Friday, January 22, 2010

Invictus, bis

I did get to see Invictus the other day. Great film. The second half might be a bit rugby-laden for the uninitiated or the unintrigued. And a friend mentions that the film is utterly silent on the poisoning episode.
Yes. Apparently the All Blacks suffered some serious food poisoning the night before the final, and thus were artificially not at their best for the big match. The Blacks themselves never made an issue of it, though the Kiwi media certainly did. Thing is, with the Blacks not making an issue, nobody really investigated. So we don’t know if there was some sinister plot by the South African government to win at any cost. Or if a person acting on his own initiative decided to give the Springboks a hand. Or if there was just an unfortunately bad dish served to the team that night.
Personally, I think that given the uncertainty surrounding the event, it’s just as well that Eastwood and his team didn’t get into it.
Much more interesting anyway is the beginning of the film, which addresses how the Mandela government dealt with the early days of integration.
His speech to the executive staff is inspiring but expected. More getting-down-to-it is the series where the black security team is begging for more men, and are sent the members of the old, white team. You need guys? Here they are. They guarded de Klerk for years; they know what they’re about.
The story would seem too good to be true. And maybe the film is polished and bright-side and hagiographic, but we know that indeed, Mandela pulled it off. The country did integrate without becoming virulently anti-white in the way its neighbors did. The Springboks did win in '95 (and again in '07). Invictus is a fascinating look at just how.


steven said...

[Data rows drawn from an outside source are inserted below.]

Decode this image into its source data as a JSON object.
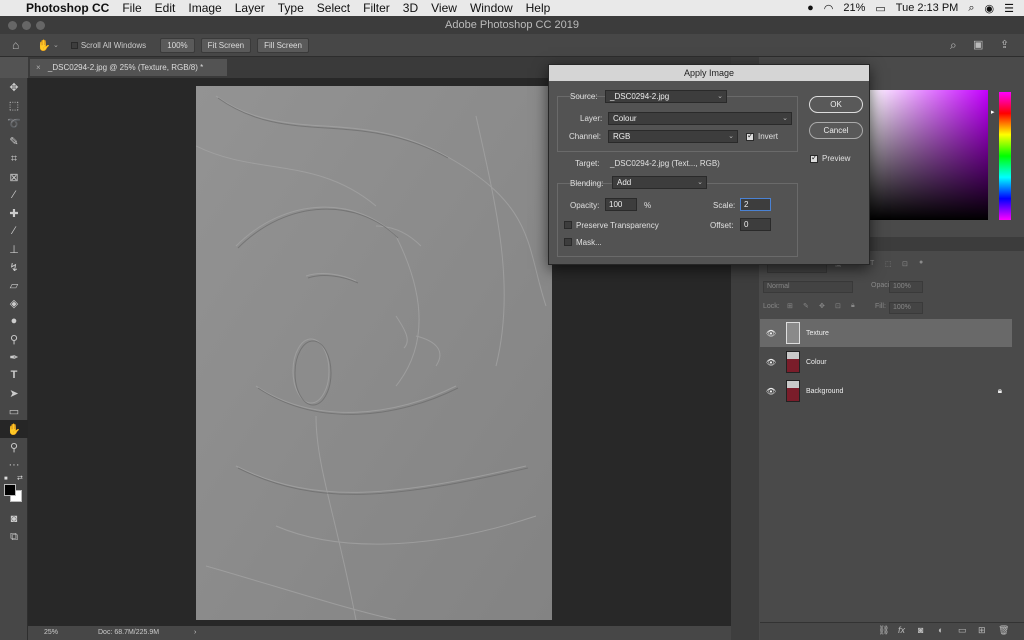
{
  "menubar": {
    "app": "Photoshop CC",
    "items": [
      "File",
      "Edit",
      "Image",
      "Layer",
      "Type",
      "Select",
      "Filter",
      "3D",
      "View",
      "Window",
      "Help"
    ],
    "battery": "21%",
    "clock": "Tue 2:13 PM"
  },
  "window_title": "Adobe Photoshop CC 2019",
  "options": {
    "scroll_all_label": "Scroll All Windows",
    "zoom_btn": "100%",
    "fit_btn": "Fit Screen",
    "fill_btn": "Fill Screen"
  },
  "document": {
    "tab_title": "_DSC0294-2.jpg @ 25% (Texture, RGB/8) *",
    "tab_close": "×",
    "zoom": "25%",
    "doc_size": "Doc: 68.7M/225.9M"
  },
  "dialog": {
    "title": "Apply Image",
    "source_label": "Source:",
    "source_value": "_DSC0294-2.jpg",
    "layer_label": "Layer:",
    "layer_value": "Colour",
    "channel_label": "Channel:",
    "channel_value": "RGB",
    "invert_label": "Invert",
    "invert_checked": true,
    "target_label": "Target:",
    "target_value": "_DSC0294-2.jpg (Text..., RGB)",
    "blending_label": "Blending:",
    "blending_value": "Add",
    "opacity_label": "Opacity:",
    "opacity_value": "100",
    "opacity_unit": "%",
    "scale_label": "Scale:",
    "scale_value": "2",
    "offset_label": "Offset:",
    "offset_value": "0",
    "preserve_label": "Preserve Transparency",
    "preserve_checked": false,
    "mask_label": "Mask...",
    "mask_checked": false,
    "ok_label": "OK",
    "cancel_label": "Cancel",
    "preview_label": "Preview",
    "preview_checked": true
  },
  "layers_panel": {
    "blend_mode": "Normal",
    "opacity_label": "Opacity:",
    "opacity_value": "100%",
    "lock_label": "Lock:",
    "fill_label": "Fill:",
    "fill_value": "100%",
    "layers": [
      {
        "name": "Texture",
        "selected": true
      },
      {
        "name": "Colour",
        "selected": false
      },
      {
        "name": "Background",
        "selected": false,
        "locked": true
      }
    ]
  },
  "colors": {
    "accent": "#c400ff",
    "dialog_bg": "#535353",
    "canvas_bg": "#282828"
  }
}
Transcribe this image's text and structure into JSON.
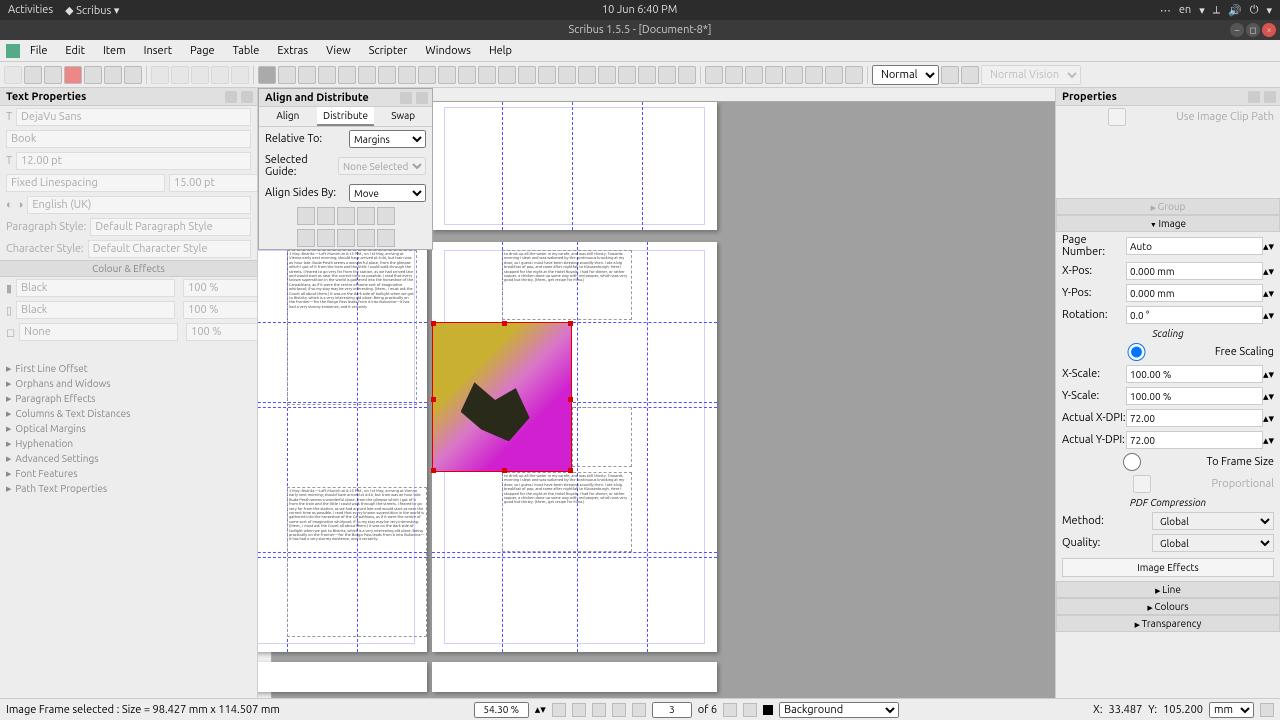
{
  "sysbar": {
    "activities": "Activities",
    "app": "Scribus",
    "datetime": "10 Jun  6:40 PM",
    "lang": "en"
  },
  "titlebar": {
    "title": "Scribus 1.5.5 - [Document-8*]"
  },
  "menu": [
    "File",
    "Edit",
    "Item",
    "Insert",
    "Page",
    "Table",
    "Extras",
    "View",
    "Scripter",
    "Windows",
    "Help"
  ],
  "toolbar": {
    "view_mode": "Normal",
    "vision": "Normal Vision"
  },
  "textprops": {
    "title": "Text Properties",
    "font": "DejaVu Sans",
    "style": "Book",
    "size": "12.00 pt",
    "spacing_mode": "Fixed Linespacing",
    "spacing": "15.00 pt",
    "lang": "English (UK)",
    "para_label": "Paragraph Style:",
    "para_style": "Default Paragraph Style",
    "char_label": "Character Style:",
    "char_style": "Default Character Style",
    "section_colour": "Colour & Effects",
    "fill": "Black",
    "fill_pct": "100 %",
    "stroke": "Black",
    "stroke_pct": "100 %",
    "bg": "None",
    "bg_pct": "100 %",
    "expands": [
      "First Line Offset",
      "Orphans and Widows",
      "Paragraph Effects",
      "Columns & Text Distances",
      "Optical Margins",
      "Hyphenation",
      "Advanced Settings",
      "Font Features",
      "Path Text Properties"
    ]
  },
  "align": {
    "title": "Align and Distribute",
    "tabs": [
      "Align",
      "Distribute",
      "Swap"
    ],
    "active_tab": "Distribute",
    "relative_label": "Relative To:",
    "relative": "Margins",
    "guide_label": "Selected Guide:",
    "guide": "None Selected",
    "sides_label": "Align Sides By:",
    "sides": "Move"
  },
  "props": {
    "title": "Properties",
    "clip": "Use Image Clip Path",
    "group": "Group",
    "image": "Image",
    "page_label": "Page Number:",
    "page": "Auto",
    "xpos_label": "X-Pos:",
    "xpos": "0.000 mm",
    "ypos_label": "Y-Pos:",
    "ypos": "0.000 mm",
    "rot_label": "Rotation:",
    "rot": "0.0 °",
    "scaling": "Scaling",
    "free": "Free Scaling",
    "xscale_label": "X-Scale:",
    "xscale": "100.00 %",
    "yscale_label": "Y-Scale:",
    "yscale": "100.00 %",
    "xdpi_label": "Actual X-DPI:",
    "xdpi": "72.00",
    "ydpi_label": "Actual Y-DPI:",
    "ydpi": "72.00",
    "toframe": "To Frame Size",
    "proportional": "Proportional",
    "pdf": "PDF Compression",
    "method_label": "Method:",
    "method": "Global",
    "quality_label": "Quality:",
    "quality": "Global",
    "effects": "Image Effects",
    "line": "Line",
    "colours": "Colours",
    "transparency": "Transparency"
  },
  "status": {
    "selection": "Image Frame selected  : Size = 98.427 mm x 114.507 mm",
    "zoom": "54.30 %",
    "page": "3",
    "of": "of 6",
    "layer": "Background",
    "x_label": "X:",
    "x": "33.487",
    "y_label": "Y:",
    "y": "105.200",
    "unit": "mm"
  },
  "doc_text": "3 May. Bistritz.—Left Munich at 8:35 P.M., on 1st May, arriving at Vienna early next morning; should have arrived at 6:46, but train was an hour late. Buda-Pesth seems a wonderful place, from the glimpse which I got of it from the train and the little I could walk through the streets. I feared to go very far from the station, as we had arrived late and would start as near the correct time as possible. I read that every known superstition in the world is gathered into the horseshoe of the Carpathians, as if it were the centre of some sort of imaginative whirlpool; if so my stay may be very interesting. (Mem., I must ask the Count all about them.) It was on the dark side of twilight when we got to Bistritz, which is a very interesting old place. Being practically on the frontier—for the Borgo Pass leads from it into Bukovina—it has had a very stormy existence, and it certainly",
  "doc_text2": "to drink up all the water in my carafe, and was still thirsty. Towards morning I slept and was wakened by the continuous knocking at my door, so I guess I must have been sleeping soundly then. I ate a big breakfast of pap, and came after nightfall to Klausenburgh. Here I stopped for the night at the Hotel Royale. I had for dinner, or rather supper, a chicken done up some way with red pepper, which was very good but thirsty. (Mem., get recipe for Mina.)"
}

hi nanu - those friends of mine who've seen this said much the same as you - clearly based on reality but carefully polished. the net result though was positive. it's strange to think that this all happened and became the status quo and thank goodness for that!!! steven

GingerV said...

this sounds interesting and I generally like Eastwood's direction. Everytime I see or read about Mandela I think how fragil our ideas on terrorist are. Mandela was considered a terrorist and now he is honored and revered - it will be awhile before it is here, 30-60 days past opening in all other countries.